When thinking about adult social care it is easy to default to thinking about the sector as being represented by some of its better known parts, like residential care homes.
But social care is a hugely diverse sector. And while residential care is quite well understood, the way care is provided in people’s homes, by small and large businesses or the self-employed, is just as important, but much less visible.
Government has an excellent source of data about adult social care in England in ASC-WDS. But ASC-WDS only covers about 50% of the sector.
Some parts of the sector, like individual employers and the personal assistants they employ, do not provide data about their services in the same ways, and are far less well understood by policy makers and the public.
4. The less understood parts of the sector may be the most in need of support
Some of those working to provide care in the less well understood parts of the sector may not regard themselves as part of a care system.
Personal assistants, for example, may not wear the care badge, or submit their data to ASC-WDS.
But they are likely to be faced with the same issues as those working in the better understood parts of the sector. They may need the same support around skills, pay and career progression.
In fact, the problems they face may be heightened because they don’t have access to the same support as others in more highly structured parts of the sector.
5. Assumptions about (digital) skills are often wrong
It’s easy to fall into some fairly lazy stereotyping when thinking about the adult social care sector.
For example, we often hear from stakeholders in our research that people working in social care lack digital skills.
But when we plot participants in our research on the digital inclusion scale, we rarely find any marked deficiency of digital skills in the adult social care sector, compared to other workforces.
Our findings tend to be much more nuanced. For example we might find issues around access to technology, or connectivity, that are particular to a care service, rather than a lack of digital skills amongst its users.
6. Issues are not the same across the UK
Like health, social care is a devolved issue. And while it is tempting to assume that the issues facing the provision of care might be common across the UK (and beyond), there are often significant differences.
For example, the data held by government about those providing care is not the same in England as in other parts of the UK. England has ASC-WDS. But Wales, Scotland and Northern Ireland all have established registers of those working in care, with close to 100% coverage.
This affects understanding of the sector. It affects the possibilities to provide digital services. And it affects our ability to conduct research.

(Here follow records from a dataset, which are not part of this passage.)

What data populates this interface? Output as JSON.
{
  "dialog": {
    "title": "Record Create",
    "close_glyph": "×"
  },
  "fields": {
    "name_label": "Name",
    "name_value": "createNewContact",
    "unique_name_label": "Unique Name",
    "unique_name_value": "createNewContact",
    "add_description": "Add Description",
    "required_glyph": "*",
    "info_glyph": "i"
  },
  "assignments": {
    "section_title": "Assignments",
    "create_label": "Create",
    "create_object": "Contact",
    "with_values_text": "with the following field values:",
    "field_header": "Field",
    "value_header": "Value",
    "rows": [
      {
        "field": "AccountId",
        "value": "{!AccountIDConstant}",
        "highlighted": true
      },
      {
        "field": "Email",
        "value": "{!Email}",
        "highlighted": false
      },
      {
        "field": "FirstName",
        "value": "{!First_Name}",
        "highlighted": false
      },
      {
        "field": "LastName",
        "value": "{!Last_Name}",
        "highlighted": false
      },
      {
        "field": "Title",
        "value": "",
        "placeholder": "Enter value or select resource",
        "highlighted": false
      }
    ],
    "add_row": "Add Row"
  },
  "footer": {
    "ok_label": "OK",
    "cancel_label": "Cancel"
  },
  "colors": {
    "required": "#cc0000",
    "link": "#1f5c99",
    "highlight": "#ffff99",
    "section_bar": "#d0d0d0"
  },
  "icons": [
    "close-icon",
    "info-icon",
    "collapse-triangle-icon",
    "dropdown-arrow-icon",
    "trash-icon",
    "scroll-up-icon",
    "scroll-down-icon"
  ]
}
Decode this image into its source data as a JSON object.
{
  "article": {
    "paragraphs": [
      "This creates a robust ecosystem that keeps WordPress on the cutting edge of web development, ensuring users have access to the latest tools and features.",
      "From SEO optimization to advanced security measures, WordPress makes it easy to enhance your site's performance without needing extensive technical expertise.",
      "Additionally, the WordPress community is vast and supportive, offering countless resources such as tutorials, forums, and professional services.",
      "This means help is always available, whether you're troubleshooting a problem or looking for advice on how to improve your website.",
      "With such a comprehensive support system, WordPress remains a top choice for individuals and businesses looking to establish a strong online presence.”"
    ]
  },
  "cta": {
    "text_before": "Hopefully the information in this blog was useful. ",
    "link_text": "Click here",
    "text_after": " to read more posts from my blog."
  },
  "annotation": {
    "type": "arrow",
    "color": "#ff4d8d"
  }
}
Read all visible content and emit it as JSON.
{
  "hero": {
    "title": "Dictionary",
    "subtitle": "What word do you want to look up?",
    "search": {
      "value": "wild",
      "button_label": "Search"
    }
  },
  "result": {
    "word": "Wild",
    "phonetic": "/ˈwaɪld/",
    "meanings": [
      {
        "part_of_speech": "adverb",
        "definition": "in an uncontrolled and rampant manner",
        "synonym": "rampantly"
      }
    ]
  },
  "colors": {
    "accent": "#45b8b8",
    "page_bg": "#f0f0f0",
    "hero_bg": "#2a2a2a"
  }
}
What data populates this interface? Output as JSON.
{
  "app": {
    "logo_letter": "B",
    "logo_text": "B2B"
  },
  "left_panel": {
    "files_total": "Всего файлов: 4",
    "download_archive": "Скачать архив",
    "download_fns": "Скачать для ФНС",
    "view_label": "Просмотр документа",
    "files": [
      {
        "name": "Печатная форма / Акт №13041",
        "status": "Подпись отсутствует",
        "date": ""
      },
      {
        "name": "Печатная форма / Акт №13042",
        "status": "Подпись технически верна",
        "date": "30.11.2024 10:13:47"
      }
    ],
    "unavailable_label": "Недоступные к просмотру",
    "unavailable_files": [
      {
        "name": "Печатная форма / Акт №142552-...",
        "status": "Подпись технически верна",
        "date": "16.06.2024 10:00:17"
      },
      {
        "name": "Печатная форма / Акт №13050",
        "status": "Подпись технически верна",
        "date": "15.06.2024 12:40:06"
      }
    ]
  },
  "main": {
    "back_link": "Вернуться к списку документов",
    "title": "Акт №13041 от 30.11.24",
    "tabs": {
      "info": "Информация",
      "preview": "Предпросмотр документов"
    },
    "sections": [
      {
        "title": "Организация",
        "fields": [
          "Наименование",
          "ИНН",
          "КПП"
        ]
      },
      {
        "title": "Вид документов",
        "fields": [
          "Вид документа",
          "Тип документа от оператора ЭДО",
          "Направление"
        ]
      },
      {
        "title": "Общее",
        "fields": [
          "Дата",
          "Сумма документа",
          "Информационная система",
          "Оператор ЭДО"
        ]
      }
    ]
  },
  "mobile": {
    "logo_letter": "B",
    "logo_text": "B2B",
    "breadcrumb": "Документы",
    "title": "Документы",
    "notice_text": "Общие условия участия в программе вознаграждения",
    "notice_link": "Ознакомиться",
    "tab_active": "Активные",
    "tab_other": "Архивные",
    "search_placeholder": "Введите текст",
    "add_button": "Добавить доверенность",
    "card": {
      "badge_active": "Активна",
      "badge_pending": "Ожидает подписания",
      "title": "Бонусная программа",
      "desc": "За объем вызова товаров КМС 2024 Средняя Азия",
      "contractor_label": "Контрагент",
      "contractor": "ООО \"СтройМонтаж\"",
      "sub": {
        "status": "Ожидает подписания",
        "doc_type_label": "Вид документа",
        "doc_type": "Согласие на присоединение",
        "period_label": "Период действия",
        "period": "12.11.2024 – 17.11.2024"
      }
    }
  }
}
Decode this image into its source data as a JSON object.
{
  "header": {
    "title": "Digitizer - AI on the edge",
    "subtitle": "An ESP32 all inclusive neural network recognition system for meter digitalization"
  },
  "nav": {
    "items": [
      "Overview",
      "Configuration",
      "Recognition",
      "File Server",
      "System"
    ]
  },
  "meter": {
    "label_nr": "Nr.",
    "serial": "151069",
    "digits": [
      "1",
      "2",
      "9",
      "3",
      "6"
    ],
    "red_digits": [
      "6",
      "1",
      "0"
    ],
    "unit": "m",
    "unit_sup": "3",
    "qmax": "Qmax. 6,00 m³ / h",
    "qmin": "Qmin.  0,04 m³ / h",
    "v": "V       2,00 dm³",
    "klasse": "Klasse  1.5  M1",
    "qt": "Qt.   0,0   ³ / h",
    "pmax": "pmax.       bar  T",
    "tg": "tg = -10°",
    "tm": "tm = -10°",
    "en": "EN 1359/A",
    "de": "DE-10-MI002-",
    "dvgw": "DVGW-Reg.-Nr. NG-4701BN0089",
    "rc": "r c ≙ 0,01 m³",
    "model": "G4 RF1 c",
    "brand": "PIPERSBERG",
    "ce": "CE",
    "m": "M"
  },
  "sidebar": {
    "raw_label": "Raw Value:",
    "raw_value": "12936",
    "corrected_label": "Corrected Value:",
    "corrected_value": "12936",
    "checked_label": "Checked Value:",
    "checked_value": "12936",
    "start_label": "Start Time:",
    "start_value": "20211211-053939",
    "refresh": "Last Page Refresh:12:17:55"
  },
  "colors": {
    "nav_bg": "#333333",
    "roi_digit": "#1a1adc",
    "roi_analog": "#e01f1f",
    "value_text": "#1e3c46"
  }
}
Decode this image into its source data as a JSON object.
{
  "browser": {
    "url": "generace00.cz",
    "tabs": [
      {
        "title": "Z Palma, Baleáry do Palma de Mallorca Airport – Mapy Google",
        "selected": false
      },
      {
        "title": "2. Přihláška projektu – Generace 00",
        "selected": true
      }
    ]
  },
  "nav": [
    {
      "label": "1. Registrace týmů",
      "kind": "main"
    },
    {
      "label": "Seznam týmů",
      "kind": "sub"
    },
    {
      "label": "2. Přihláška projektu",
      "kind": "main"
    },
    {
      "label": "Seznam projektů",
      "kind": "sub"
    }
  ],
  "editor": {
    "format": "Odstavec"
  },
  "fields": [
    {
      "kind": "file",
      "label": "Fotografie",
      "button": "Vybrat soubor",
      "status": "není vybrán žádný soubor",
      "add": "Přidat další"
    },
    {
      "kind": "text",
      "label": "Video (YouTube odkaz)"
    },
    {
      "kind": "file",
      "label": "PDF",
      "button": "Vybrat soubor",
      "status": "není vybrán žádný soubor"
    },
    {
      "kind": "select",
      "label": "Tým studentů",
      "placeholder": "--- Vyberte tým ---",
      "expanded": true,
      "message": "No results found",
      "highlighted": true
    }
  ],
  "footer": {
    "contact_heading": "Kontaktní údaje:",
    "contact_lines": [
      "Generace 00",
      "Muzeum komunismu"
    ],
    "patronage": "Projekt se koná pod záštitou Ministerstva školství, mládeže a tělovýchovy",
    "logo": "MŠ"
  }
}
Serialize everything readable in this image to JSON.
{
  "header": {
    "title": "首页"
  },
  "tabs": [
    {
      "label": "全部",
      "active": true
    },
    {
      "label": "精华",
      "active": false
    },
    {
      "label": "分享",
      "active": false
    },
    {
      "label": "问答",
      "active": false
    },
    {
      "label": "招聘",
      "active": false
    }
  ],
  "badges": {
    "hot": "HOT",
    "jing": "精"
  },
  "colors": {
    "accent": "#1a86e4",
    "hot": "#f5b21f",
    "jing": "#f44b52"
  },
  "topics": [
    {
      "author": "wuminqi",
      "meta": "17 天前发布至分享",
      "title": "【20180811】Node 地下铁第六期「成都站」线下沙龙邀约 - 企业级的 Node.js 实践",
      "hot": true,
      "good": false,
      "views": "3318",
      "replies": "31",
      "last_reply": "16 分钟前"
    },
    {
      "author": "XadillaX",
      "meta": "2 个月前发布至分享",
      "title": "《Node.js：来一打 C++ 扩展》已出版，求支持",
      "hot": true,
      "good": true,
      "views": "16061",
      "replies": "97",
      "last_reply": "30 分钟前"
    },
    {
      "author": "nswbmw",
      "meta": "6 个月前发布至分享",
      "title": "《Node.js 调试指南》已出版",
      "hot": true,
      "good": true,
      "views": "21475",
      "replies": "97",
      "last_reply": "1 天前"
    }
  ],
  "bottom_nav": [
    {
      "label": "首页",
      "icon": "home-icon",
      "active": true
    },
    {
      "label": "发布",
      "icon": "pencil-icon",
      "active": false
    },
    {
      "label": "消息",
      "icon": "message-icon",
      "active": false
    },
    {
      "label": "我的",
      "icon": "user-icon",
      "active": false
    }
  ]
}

Moreover, the provision of care differs by region within nations, as well as by nation. So, for example, I’ve learned that it is a big mistake to assume that the issues facing the delivery of care in the South West of England are similar to those faced in the North East.
7. Initiatives are not on the same scale in care as in health
It is common to think about the provision of health and care as being somehow equivalent. But the organisation of adult social care, and the resources available to it, are simply not equivalent to the NHS.
And our research rarely reveals that health and care are (yet) fully integrated services.
We have worked with both Health Education England and Skills for Care recently. On the face of it, they might be regarded as similar organisations. But while they are similar in mission, they have very different levels of resource to work with.
The department I used to work for has added “& Care” to its logo since I left, but that doesn’t mean there is parity in the initiatives that it funds across health and care.
So, for example, the campaign to recruit and retain staff in social care, doesn’t match the levels of the campaign to recruit nurses into the NHS, albeit the scale and urgency of the challenge may be similar.
Note: I tend to be the service designer on Lagom projects rather than the person conducting the user research. Our researchers might write quite a different blog to this one, based on their experience of doing the user research (I’m sure Adam could follow this up with “70 things I’ve learned about care by doing field research in social care”. This might be one in a series.)